- Label Text
- This type of slit gong was struck with a wood rod that would be tied with a cord around the neck. It was used by a diviner or ritual specialist (nganga) to accompany his or her chants, and also served as a mixing bowl for medicines and when laid down could be used as a stool. The divination ceremonies were concerned with powerful curses and other community problems.
- The projecting human head represents the diviner.
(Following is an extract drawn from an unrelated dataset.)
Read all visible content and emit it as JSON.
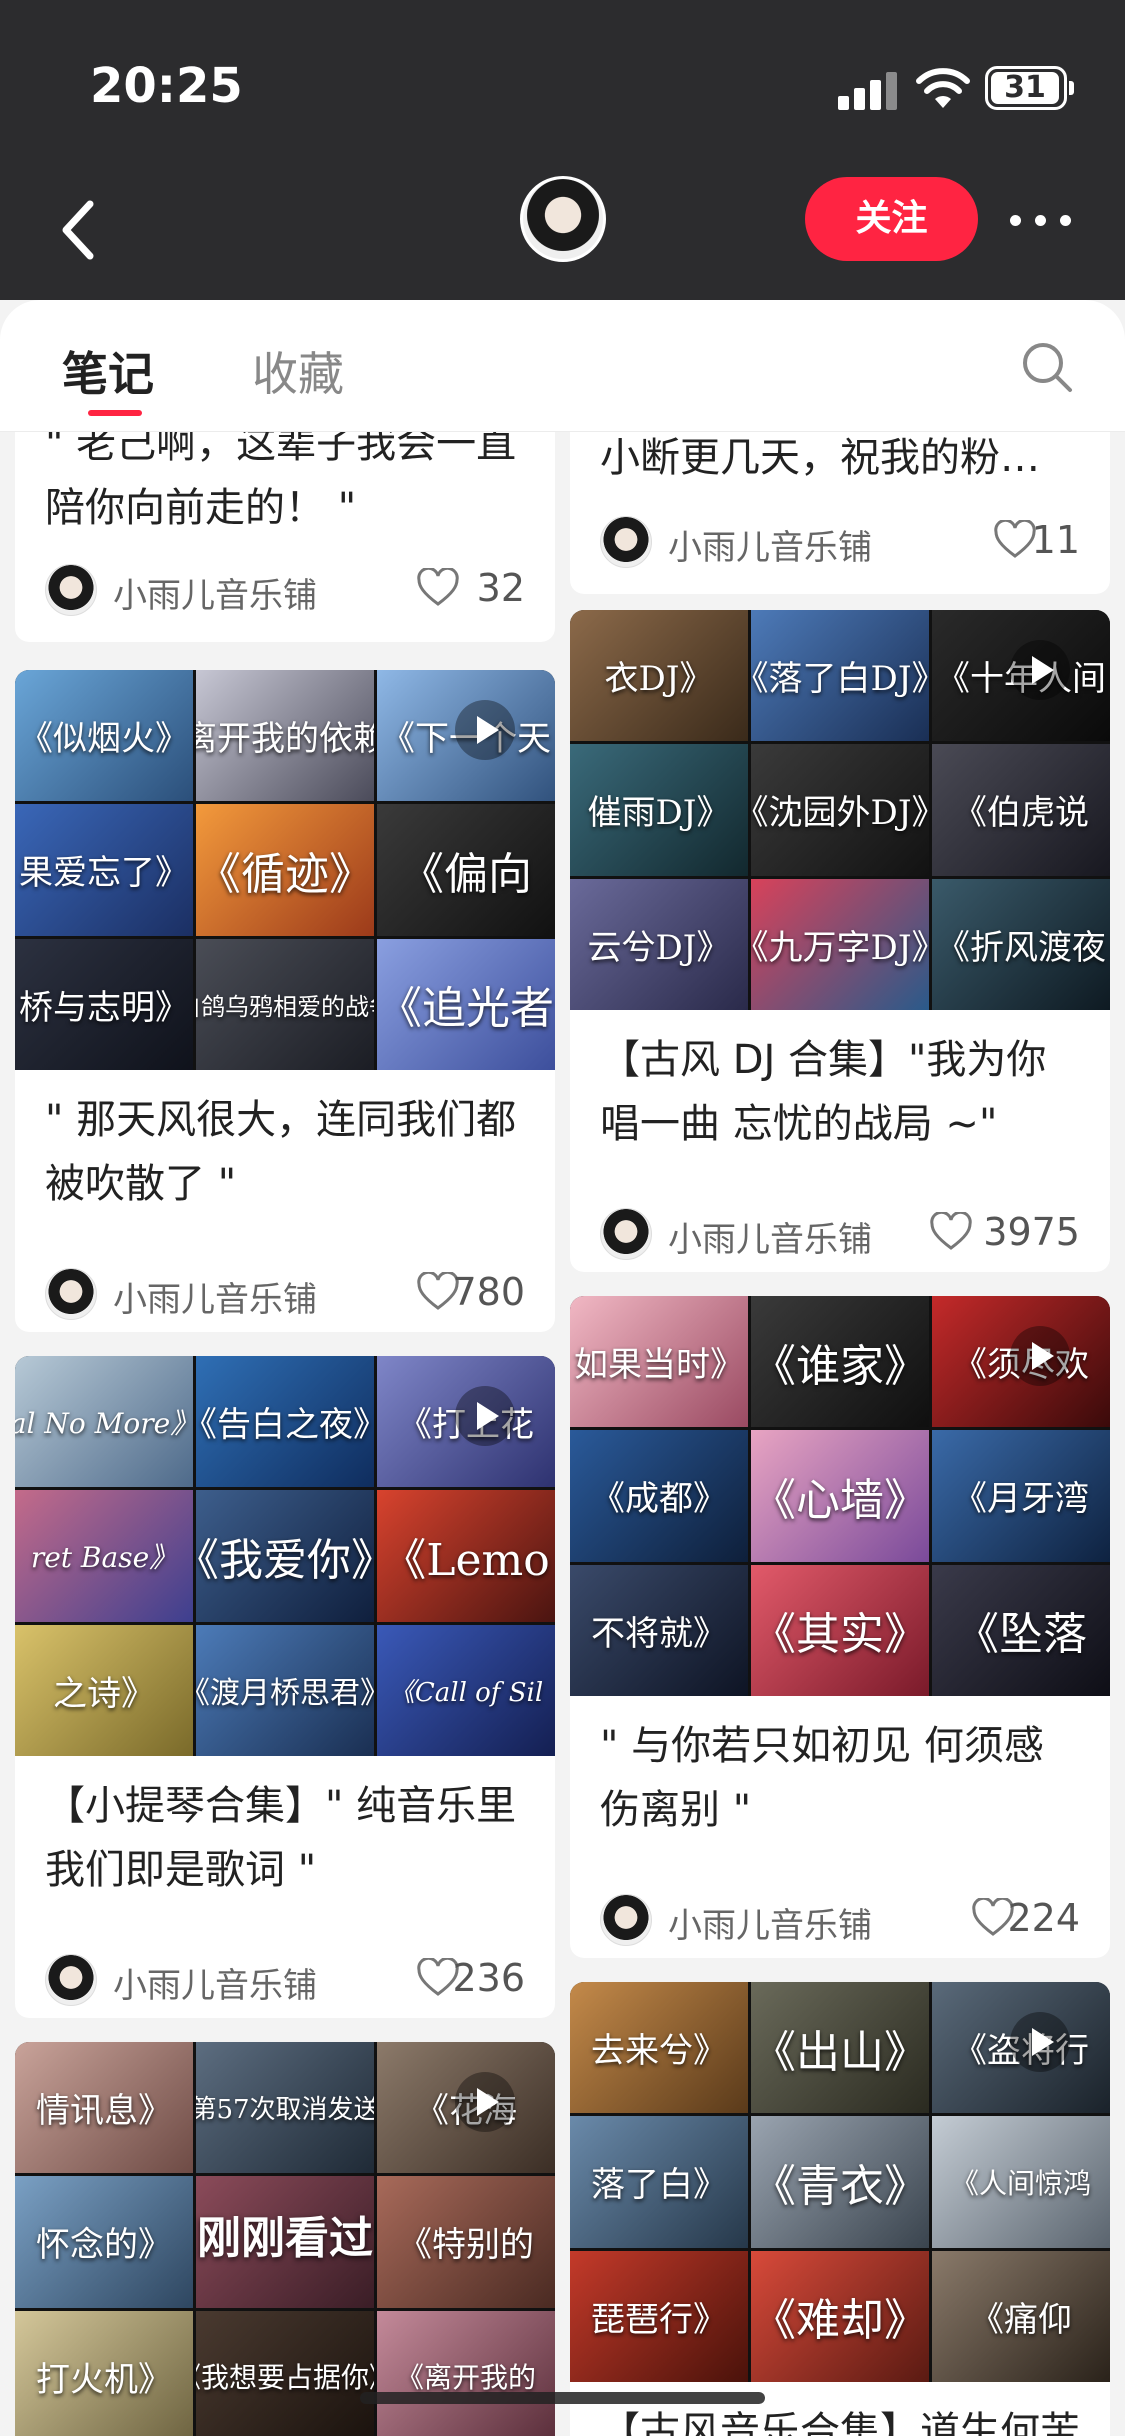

The closed eyes suggest a special inner spiritual vision.
- Wood slit gong with a depiction of a human head at the end and traces of grey and white in the interior.
- Samuel Jennings Hamrick, Republic of the Congo, late 1960s to 2008
- Exhibition History
- Conversations: African and African American Artworks in Dialogue - From the Collections of the Smithsonian National Museum of African Art and Camille O. and William H. Cosby, Jr., National Museum of African Art, Smithsonian Institution, November 7, 2014-January 24, 2016
- Published References
- Kreamer, Christine Mullen and Adrienne L. Childs (eds). 2014. Conversations: African and African American Artworks in Dialogue from the Collections of the Smithsonian National Museum of African Art and Camille O. and William H. Cosby, Jr. Washington, D.C.: National Museum of African Art, Smithsonian Institution, p. 233, pl. 125.
- Data Source
- National Museum of African Art
- Yaka artist
- Mid 20th century
- Credit Line
- Gift of Nancy Ely-Raphel in memory of Samuel Jennings Hamrick
- H x W x D: 44.2 x 10 x 10 cm (17 3/8 x 3 15/16 x 3 15/16 in.)